Here is an interesting (negative) review of Adaptation that I read before seeing the movie, and the more I think about it, the more I am starting to agree with it:
By Stanley Kauffmann
In 1999 Charlie Kaufman wrote Being John Malkovich, in which a mildly funny twelve-minute revue sketch was distended into a feature film. The poverty of the material was partially disguised by the busyness of all the participants, behaving as if the picture were marvelously clever. Charlie Kaufman's new screenplay, Adaptation (Columbia), makes disguise impossible. It declares bankruptcy right at the start, then proves it.
The bluntness of that declaration is meant to be the picture's safeguard, its very meaning. We are asked to follow Kaufman's writing mind as he attempts to build a wisp of a premise into a script. But all the elements are so dull that it is hard to be grateful to him for letting us watch the struggle.

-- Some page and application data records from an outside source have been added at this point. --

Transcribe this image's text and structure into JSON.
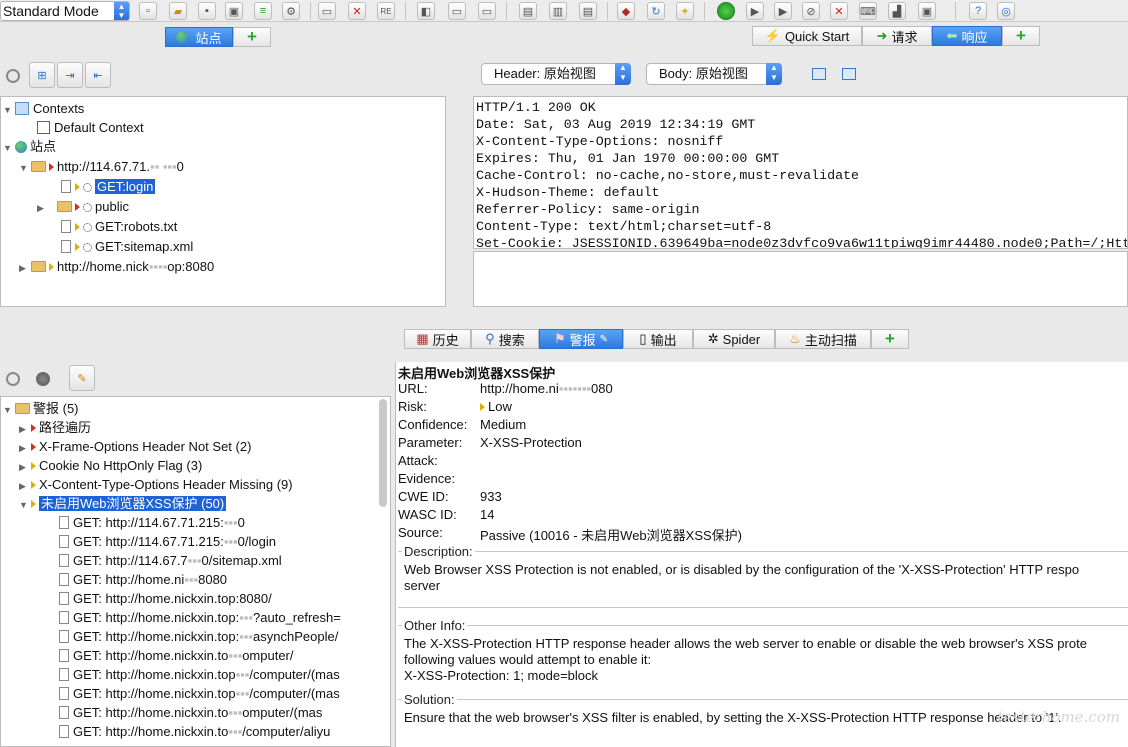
{
  "toolbar": {
    "mode": "Standard Mode"
  },
  "left_tabs": {
    "sites": "站点"
  },
  "right_tabs": {
    "quick_start": "Quick Start",
    "request": "请求",
    "response": "响应"
  },
  "view_selects": {
    "header": "Header: 原始视图",
    "body": "Body: 原始视图"
  },
  "site_tree": {
    "contexts": "Contexts",
    "default_context": "Default Context",
    "sites": "站点",
    "host1": "http://114.67.71.",
    "host1_suffix": "0",
    "get_login": "GET:login",
    "public": "public",
    "robots": "GET:robots.txt",
    "sitemap": "GET:sitemap.xml",
    "host2": "http://home.nick",
    "host2_suffix": "op:8080"
  },
  "response_header": {
    "lines": [
      "HTTP/1.1 200 OK",
      "Date: Sat, 03 Aug 2019 12:34:19 GMT",
      "X-Content-Type-Options: nosniff",
      "Expires: Thu, 01 Jan 1970 00:00:00 GMT",
      "Cache-Control: no-cache,no-store,must-revalidate",
      "X-Hudson-Theme: default",
      "Referrer-Policy: same-origin",
      "Content-Type: text/html;charset=utf-8",
      "Set-Cookie: JSESSIONID.639649ba=node0z3dvfco9va6w11tpiwg9imr44480.node0;Path=/;Htt"
    ]
  },
  "bottom_tabs": {
    "history": "历史",
    "search": "搜索",
    "alerts": "警报",
    "output": "输出",
    "spider": "Spider",
    "active_scan": "主动扫描"
  },
  "alert_tree": {
    "root": "警报 (5)",
    "categories": [
      "路径遍历",
      "X-Frame-Options Header Not Set (2)",
      "Cookie No HttpOnly Flag (3)",
      "X-Content-Type-Options Header Missing (9)",
      "未启用Web浏览器XSS保护 (50)"
    ],
    "items": [
      "GET: http://114.67.71.215:",
      "GET: http://114.67.71.215:",
      "GET: http://114.67.7",
      "GET: http://home.ni",
      "GET: http://home.nickxin.top:8080/",
      "GET: http://home.nickxin.top:",
      "GET: http://home.nickxin.top:",
      "GET: http://home.nickxin.to",
      "GET: http://home.nickxin.top",
      "GET: http://home.nickxin.top",
      "GET: http://home.nickxin.to",
      "GET: http://home.nickxin.to"
    ],
    "item_suffixes": [
      "0",
      "0/login",
      "0/sitemap.xml",
      "8080",
      "",
      "?auto_refresh=",
      "asynchPeople/",
      "omputer/",
      "/computer/(mas",
      "/computer/(mas",
      "omputer/(mas",
      "/computer/aliyu"
    ]
  },
  "alert_detail": {
    "title": "未启用Web浏览器XSS保护",
    "url_label": "URL:",
    "url_value": "http://home.ni",
    "url_suffix": "080",
    "risk_label": "Risk:",
    "risk_value": "Low",
    "confidence_label": "Confidence:",
    "confidence_value": "Medium",
    "parameter_label": "Parameter:",
    "parameter_value": "X-XSS-Protection",
    "attack_label": "Attack:",
    "evidence_label": "Evidence:",
    "cwe_label": "CWE ID:",
    "cwe_value": "933",
    "wasc_label": "WASC ID:",
    "wasc_value": "14",
    "source_label": "Source:",
    "source_value": "Passive (10016 - 未启用Web浏览器XSS保护)",
    "description_title": "Description:",
    "description_line1": "Web Browser XSS Protection is not enabled, or is disabled by the configuration of the 'X-XSS-Protection' HTTP respo",
    "description_line2": "server",
    "other_title": "Other Info:",
    "other_line1": "The X-XSS-Protection HTTP response header allows the web server to enable or disable the web browser's XSS prote",
    "other_line2": "following values would attempt to enable it:",
    "other_line3": "X-XSS-Protection: 1; mode=block",
    "solution_title": "Solution:",
    "solution_line1": "Ensure that the web browser's XSS filter is enabled, by setting the X-XSS-Protection HTTP response header to '1'."
  },
  "watermark": "testerhome.com"
}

Kaufman has put himself into the film, as played by Nicolas Cage (and that wretched actor does not exactly shift matters into high gear). Cage-Kaufman wants to adapt a book called The Orchid Thief, wants to make a film about the lives and beings of flowers. This ambition, meant to distinguish Kaufman from the run of Hollywood journeymen, is the beginning of the disaster. Who would care if such a film was made? Or not made? Kaufman's ambition makes him not an exceptionally sensitive soul but an aberration.
Many kinds of trickery and embroidery are laid on as Kaufman pursues his objective. Flashbacks splutter. (One of them goes back four billion years in Hollywood as the first creatures emerge from the slime. Get it?) He goes to New York to consult the author of the book, Susan Orlean (Meryl Streep, wasted). He visits the Florida swamp where the orchids grow. Girlfriends wend in and out. Then the Ur-Kaufman, the one who wrote the film, not Cage-Kaufman, had an inspiration, alas. He gave the Charlie in the film a twin brother, Donald. (Film databases tell us that Donald is fictional.) This twin must of course be played by the same actor, so the picture has to suffer a double dose of Cage.

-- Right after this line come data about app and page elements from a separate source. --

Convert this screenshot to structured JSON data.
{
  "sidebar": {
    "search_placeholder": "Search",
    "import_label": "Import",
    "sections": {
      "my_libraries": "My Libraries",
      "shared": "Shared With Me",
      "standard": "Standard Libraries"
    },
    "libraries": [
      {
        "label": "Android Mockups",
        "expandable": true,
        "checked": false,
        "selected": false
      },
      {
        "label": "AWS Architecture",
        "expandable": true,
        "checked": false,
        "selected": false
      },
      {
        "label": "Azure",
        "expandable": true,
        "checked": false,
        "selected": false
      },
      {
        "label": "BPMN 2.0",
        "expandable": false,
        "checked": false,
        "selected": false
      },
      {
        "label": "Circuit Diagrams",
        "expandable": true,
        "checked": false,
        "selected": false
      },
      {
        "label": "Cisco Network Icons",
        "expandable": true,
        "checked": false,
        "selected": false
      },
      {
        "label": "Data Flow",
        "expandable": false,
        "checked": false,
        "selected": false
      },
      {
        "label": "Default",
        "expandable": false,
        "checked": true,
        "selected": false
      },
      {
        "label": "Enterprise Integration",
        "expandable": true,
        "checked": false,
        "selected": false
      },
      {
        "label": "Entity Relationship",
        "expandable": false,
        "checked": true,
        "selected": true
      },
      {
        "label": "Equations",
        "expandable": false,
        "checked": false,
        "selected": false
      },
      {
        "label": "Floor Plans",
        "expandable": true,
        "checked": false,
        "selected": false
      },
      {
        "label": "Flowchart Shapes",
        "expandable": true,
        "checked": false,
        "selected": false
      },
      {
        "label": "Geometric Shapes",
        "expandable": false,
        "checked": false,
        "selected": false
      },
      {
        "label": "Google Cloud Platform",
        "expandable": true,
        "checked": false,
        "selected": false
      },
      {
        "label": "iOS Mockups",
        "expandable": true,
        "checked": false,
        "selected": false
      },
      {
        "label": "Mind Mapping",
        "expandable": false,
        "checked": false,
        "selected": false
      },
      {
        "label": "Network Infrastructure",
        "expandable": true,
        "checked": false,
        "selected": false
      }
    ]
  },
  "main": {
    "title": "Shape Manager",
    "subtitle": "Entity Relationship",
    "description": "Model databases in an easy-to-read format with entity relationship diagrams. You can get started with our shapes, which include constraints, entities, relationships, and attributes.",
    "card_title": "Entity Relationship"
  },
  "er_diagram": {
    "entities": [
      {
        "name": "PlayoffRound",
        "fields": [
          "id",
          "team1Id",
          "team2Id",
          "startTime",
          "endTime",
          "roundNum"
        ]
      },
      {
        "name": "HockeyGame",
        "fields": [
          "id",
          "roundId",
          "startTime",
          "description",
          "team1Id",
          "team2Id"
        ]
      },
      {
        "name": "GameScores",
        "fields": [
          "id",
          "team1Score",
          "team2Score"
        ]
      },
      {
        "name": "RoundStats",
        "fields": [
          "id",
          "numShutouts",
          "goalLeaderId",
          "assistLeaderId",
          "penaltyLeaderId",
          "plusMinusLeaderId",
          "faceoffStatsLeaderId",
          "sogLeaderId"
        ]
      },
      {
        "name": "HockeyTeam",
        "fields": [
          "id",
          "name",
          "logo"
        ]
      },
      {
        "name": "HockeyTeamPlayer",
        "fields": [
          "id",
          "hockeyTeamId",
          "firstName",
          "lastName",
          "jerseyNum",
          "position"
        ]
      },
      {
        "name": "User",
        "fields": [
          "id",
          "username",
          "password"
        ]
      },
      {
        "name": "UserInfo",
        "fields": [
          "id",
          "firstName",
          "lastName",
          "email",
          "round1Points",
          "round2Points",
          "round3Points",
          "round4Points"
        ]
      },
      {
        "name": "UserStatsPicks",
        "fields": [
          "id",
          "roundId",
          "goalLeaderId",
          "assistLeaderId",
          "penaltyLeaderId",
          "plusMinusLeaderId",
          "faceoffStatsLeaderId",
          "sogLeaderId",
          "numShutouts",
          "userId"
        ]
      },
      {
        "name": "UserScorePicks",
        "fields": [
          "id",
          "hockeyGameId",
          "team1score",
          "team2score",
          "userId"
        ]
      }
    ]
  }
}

Worse, Donald wants to be a screenwriter, too, and he apparently represents the Kaufman who could easily write Hollywood hits but who is aspiring. While Charlie is struggling with his poetic concept, Donald bats out an utterly conventional script about a serial killer. Charlie's agent, who has been trying to knock some sense into Charlie's ethereal project, loves Donald's script. The brothers are very fond of each other, but Donald's swift success doesn't help.
The most impressive aspect of Adaptation is technical--the numerous joint appearances of the two brothers played by the same actor. The director Spike Jonze and staff have handled these scenes so smoothly, so casually, that our wonder at them disappears. Little would be helped by detailing other matters in the picture, like Susan Orlean's personal involvement with the Florida orchid specialist. Virtually everything that happens in Adaptation is almost juvenile showing off-- daring to make a film that is in search of a script.

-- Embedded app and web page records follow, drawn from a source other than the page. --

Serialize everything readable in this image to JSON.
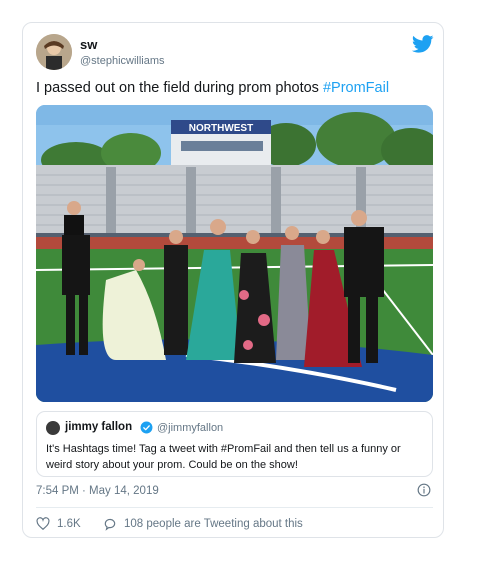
{
  "tweet": {
    "display_name": "sw",
    "handle": "@stephicwilliams",
    "text": "I passed out on the field during prom photos ",
    "hashtag": "#PromFail",
    "timestamp": "7:54 PM · May 14, 2019",
    "likes": "1.6K",
    "tweeting_text": "108 people are Tweeting about this",
    "stadium_sign": "NORTHWEST"
  },
  "quoted_tweet": {
    "display_name": "jimmy fallon",
    "handle": "@jimmyfallon",
    "text": "It's Hashtags time! Tag a tweet with #PromFail and then tell us a funny or weird story about your prom. Could be on the show!"
  },
  "colors": {
    "twitter_blue": "#1da1f2",
    "secondary_text": "#657786",
    "border": "#dfe3e8"
  },
  "icons": [
    "twitter-bird-icon",
    "verified-badge-icon",
    "info-icon",
    "heart-icon",
    "reply-icon"
  ]
}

The herniated novelty of the enterprise is crushed with a big mistake at the end. Earlier in the picture Charlie has been advised to get a strong finish for his script. At the last he is smitten with an idea. He will finish his script with the truth of his trouble about finding a finish. This idea, faint though the echo is, reminds us of the ending of Fellini's 81/2, which closes with the writer-director's realization that his self and being are the material that he has been looking for. The reminder of Fellini is hard on Kaufman. 81/2 is a masterwork about the difficulties of making art in our time. It is directed and acted and shot and scored with genius. Kaufman's film, in every detail except the wasted Streep, is an account of Nibelungs moiling away underground, mistaking pyrites for gold.